- Problem requirements
From the entries below, please gather each line containing the string "View".

- Provided material
::::::

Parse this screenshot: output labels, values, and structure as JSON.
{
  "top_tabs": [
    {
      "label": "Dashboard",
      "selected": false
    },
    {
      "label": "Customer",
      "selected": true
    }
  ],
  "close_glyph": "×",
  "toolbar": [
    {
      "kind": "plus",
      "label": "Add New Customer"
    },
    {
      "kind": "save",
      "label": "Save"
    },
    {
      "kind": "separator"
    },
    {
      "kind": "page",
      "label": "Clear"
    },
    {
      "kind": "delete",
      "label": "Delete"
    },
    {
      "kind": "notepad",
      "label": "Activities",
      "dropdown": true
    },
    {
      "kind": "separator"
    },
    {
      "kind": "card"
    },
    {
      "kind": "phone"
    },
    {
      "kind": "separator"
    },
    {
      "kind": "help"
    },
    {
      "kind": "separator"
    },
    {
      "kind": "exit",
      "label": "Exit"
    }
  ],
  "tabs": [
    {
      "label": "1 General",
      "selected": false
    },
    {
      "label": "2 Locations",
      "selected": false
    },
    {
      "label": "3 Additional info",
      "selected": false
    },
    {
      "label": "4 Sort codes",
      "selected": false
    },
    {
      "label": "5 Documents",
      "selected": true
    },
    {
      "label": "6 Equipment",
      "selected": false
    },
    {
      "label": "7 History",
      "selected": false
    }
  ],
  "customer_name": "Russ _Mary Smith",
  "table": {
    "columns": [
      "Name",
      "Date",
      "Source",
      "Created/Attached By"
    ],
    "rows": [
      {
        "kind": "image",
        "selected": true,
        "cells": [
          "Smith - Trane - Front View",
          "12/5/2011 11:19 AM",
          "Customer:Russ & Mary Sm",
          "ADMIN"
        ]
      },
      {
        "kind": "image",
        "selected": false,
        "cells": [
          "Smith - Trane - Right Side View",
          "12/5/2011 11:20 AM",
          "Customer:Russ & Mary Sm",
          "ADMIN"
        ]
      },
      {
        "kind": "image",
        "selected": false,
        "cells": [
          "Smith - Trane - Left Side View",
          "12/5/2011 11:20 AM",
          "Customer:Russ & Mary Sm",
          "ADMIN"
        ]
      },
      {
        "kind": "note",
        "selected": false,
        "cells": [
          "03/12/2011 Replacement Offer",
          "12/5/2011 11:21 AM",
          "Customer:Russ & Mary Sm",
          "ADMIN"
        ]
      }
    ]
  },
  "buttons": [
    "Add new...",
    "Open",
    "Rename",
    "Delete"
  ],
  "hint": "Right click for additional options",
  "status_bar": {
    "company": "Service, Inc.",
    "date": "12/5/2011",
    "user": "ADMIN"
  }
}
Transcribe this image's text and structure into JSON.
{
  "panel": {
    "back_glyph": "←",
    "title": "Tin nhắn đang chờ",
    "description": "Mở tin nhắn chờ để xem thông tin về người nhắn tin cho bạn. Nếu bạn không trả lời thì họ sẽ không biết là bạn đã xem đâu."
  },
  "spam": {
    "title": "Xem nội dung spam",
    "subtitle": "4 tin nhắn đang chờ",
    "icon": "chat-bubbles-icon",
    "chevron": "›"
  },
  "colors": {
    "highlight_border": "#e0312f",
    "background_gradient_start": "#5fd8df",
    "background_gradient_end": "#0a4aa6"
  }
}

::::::

- Response box
          "Smith - Trane - Front View",
          "Smith - Trane - Right Side View",
          "Smith - Trane - Left Side View",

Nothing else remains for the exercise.